- [Records shown]
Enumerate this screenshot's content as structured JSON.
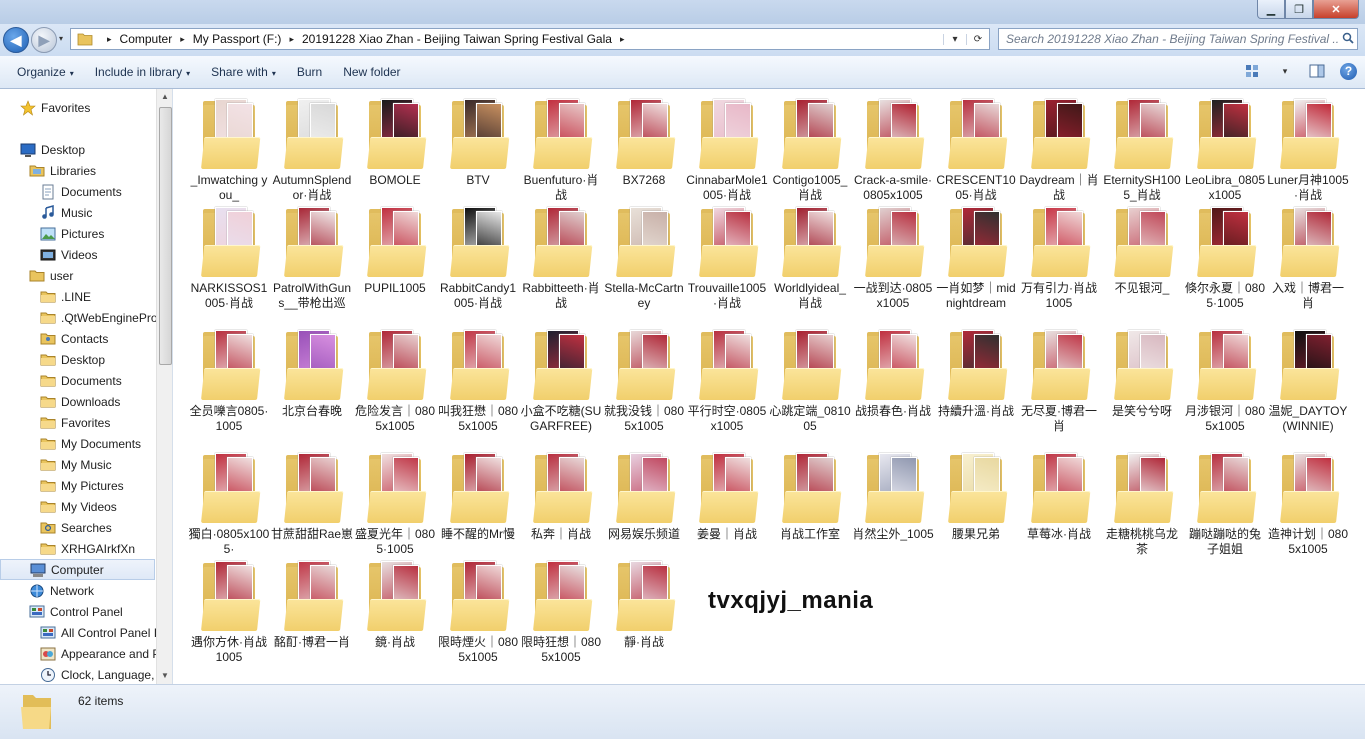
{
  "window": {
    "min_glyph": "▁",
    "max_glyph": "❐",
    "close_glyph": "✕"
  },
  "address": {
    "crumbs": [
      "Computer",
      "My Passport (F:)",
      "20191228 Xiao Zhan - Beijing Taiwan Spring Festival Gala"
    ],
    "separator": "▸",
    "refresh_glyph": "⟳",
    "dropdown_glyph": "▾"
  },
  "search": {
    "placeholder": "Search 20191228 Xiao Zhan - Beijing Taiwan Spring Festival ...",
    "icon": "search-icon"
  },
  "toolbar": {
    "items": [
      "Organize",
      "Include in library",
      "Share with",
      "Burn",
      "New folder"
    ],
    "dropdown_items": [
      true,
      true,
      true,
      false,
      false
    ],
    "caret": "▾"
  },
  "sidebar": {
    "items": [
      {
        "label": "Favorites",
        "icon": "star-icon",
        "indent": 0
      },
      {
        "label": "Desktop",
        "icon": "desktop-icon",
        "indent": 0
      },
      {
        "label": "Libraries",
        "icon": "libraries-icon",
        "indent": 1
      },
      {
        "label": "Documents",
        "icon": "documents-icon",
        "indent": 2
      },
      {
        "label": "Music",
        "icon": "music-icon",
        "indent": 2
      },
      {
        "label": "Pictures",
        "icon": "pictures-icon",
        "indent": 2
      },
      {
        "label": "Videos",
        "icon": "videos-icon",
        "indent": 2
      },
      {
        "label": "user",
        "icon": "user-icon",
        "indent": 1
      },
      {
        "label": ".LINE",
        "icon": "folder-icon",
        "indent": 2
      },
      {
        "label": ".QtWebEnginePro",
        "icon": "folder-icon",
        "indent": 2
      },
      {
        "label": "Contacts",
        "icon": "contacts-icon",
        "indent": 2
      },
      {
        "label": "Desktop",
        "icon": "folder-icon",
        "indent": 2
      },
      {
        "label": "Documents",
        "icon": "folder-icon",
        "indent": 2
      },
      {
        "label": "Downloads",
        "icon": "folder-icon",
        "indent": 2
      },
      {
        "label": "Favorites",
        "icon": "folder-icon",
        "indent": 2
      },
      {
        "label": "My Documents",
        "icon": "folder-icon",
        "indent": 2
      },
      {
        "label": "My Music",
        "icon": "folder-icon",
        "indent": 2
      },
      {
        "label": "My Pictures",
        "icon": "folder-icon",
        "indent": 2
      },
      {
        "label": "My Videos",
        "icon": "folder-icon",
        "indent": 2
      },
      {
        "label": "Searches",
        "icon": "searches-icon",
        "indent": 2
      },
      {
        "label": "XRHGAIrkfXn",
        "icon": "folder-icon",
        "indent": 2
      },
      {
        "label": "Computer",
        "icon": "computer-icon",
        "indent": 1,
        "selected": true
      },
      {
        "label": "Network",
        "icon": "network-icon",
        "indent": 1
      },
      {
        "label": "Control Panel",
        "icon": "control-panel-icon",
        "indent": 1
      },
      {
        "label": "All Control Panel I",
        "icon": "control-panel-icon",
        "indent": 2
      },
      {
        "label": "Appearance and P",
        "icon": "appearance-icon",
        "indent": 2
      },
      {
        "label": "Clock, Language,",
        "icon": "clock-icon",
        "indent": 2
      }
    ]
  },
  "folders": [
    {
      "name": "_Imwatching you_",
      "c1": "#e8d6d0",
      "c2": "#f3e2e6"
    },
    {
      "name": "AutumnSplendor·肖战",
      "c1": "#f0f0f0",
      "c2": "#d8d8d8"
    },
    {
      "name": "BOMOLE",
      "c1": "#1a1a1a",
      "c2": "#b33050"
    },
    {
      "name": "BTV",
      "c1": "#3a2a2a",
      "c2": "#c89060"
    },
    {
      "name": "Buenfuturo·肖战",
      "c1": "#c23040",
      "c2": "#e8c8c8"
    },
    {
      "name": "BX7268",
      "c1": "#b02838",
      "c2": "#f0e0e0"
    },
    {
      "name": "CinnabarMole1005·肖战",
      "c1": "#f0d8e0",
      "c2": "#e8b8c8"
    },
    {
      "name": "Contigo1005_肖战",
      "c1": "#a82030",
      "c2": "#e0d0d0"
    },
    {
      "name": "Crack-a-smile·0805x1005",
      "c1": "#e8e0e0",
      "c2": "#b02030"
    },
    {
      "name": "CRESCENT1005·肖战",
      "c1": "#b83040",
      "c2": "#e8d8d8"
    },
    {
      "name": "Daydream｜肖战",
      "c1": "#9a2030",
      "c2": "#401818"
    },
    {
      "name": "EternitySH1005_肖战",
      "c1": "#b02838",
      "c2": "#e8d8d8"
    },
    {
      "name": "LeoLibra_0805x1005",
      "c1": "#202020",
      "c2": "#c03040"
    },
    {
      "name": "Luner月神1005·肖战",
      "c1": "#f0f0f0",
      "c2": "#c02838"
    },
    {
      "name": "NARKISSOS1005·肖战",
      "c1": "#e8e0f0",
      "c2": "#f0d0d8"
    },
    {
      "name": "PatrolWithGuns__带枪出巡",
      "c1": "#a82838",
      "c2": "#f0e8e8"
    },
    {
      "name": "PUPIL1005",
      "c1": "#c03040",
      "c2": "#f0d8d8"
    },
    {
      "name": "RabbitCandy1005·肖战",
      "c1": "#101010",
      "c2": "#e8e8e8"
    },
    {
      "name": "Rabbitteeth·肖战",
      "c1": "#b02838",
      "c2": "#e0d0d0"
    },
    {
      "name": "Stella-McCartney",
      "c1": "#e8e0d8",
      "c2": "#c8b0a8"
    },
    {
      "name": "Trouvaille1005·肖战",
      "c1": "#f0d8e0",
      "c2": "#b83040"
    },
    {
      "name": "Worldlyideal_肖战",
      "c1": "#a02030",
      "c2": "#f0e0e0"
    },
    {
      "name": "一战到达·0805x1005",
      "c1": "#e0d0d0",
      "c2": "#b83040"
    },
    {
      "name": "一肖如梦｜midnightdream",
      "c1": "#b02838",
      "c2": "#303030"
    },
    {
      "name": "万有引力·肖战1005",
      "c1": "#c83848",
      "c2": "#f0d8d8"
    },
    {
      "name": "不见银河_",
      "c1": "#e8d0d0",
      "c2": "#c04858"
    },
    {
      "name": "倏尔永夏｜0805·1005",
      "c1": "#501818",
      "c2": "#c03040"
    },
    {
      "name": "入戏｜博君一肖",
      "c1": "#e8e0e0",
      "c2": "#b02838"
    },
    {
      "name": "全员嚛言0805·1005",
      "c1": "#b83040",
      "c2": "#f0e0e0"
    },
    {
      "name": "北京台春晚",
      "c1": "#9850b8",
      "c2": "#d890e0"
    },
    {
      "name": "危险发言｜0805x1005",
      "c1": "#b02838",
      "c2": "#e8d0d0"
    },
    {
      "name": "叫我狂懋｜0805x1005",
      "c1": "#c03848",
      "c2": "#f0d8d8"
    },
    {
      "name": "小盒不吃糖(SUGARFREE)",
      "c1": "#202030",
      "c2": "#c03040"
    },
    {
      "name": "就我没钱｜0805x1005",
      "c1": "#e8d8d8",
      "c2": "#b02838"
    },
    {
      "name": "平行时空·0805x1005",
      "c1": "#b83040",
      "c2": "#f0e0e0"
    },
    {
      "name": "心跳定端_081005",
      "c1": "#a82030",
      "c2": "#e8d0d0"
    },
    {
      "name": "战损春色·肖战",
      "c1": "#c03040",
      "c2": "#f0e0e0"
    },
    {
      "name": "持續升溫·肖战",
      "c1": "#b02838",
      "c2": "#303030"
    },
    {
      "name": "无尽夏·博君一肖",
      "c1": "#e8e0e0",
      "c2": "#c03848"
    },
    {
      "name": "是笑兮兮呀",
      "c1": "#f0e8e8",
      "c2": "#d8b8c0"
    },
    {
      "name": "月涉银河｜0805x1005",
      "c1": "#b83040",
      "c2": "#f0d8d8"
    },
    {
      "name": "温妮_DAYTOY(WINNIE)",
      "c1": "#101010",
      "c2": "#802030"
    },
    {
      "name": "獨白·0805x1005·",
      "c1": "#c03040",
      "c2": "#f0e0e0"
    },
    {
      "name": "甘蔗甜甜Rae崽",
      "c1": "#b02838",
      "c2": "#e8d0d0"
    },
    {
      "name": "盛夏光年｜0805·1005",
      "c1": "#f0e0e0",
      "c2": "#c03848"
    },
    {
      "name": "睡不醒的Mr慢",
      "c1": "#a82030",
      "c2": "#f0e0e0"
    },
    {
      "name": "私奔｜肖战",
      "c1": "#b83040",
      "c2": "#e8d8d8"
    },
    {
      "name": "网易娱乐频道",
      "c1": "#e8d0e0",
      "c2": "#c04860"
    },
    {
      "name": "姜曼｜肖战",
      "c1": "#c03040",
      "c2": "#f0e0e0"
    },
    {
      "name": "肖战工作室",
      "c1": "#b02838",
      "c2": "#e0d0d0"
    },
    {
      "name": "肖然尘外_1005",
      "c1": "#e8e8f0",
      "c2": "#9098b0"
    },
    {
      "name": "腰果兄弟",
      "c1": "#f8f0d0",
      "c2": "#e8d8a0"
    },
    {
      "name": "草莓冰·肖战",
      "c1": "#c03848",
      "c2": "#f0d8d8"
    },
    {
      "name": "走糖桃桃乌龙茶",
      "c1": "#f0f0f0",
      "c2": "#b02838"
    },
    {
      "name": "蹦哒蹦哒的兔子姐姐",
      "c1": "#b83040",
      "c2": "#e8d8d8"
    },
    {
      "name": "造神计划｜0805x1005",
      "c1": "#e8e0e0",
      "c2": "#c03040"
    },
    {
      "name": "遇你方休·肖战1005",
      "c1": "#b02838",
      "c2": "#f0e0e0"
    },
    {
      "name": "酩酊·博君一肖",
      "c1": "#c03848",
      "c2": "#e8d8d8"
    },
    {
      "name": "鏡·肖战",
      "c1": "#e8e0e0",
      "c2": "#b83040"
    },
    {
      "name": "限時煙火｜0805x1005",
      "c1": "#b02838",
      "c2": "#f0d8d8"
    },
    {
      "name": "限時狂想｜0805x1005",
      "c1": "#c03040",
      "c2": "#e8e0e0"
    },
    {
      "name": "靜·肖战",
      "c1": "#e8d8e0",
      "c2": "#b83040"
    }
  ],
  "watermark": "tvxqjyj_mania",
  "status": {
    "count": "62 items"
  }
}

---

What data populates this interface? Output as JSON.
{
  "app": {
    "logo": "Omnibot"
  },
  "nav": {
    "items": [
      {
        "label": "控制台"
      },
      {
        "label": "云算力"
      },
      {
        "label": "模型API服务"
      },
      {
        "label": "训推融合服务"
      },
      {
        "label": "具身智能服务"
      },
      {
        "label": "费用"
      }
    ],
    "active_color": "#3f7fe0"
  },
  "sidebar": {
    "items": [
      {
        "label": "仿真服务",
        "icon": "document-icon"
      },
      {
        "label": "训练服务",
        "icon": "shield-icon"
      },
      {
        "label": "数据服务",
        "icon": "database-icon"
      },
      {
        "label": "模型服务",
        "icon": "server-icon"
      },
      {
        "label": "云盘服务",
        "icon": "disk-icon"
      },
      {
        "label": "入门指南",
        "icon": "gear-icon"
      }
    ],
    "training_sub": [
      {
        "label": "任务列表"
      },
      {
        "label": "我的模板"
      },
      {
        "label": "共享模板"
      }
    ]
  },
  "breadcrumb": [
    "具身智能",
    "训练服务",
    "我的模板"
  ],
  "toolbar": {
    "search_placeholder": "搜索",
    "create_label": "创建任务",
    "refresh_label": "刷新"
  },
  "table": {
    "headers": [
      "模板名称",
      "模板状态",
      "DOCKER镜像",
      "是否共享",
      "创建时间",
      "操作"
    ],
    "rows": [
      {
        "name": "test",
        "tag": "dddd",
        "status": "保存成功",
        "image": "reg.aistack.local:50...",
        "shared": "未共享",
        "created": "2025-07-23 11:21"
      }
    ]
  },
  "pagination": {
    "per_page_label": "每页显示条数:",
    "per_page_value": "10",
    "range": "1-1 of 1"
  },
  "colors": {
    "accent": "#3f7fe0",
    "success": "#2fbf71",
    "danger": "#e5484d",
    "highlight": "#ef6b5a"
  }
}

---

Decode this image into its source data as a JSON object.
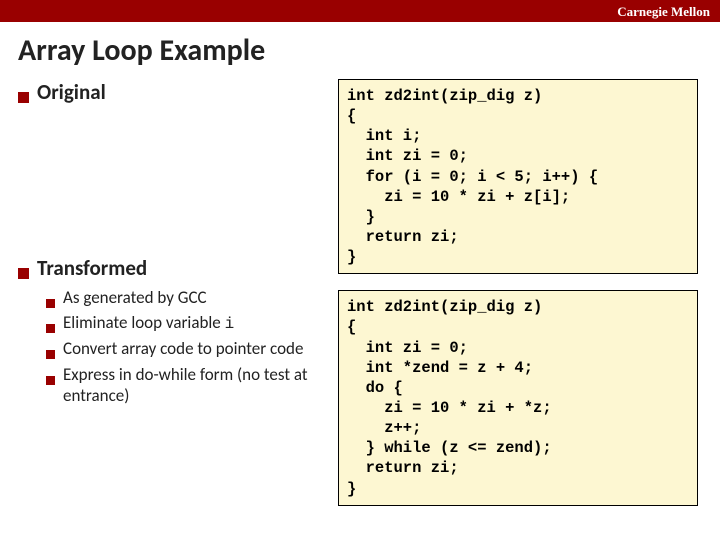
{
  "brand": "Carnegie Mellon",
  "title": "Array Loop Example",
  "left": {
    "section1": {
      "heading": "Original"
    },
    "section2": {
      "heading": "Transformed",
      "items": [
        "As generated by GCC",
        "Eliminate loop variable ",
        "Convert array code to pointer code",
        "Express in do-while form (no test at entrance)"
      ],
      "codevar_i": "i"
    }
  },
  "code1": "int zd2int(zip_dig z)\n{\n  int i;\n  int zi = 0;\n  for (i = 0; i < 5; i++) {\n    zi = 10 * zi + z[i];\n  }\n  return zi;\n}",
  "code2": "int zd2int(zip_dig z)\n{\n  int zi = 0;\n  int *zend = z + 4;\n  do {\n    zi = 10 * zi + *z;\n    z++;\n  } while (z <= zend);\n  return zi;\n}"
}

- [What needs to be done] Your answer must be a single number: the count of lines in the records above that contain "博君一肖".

- [Task solution] 3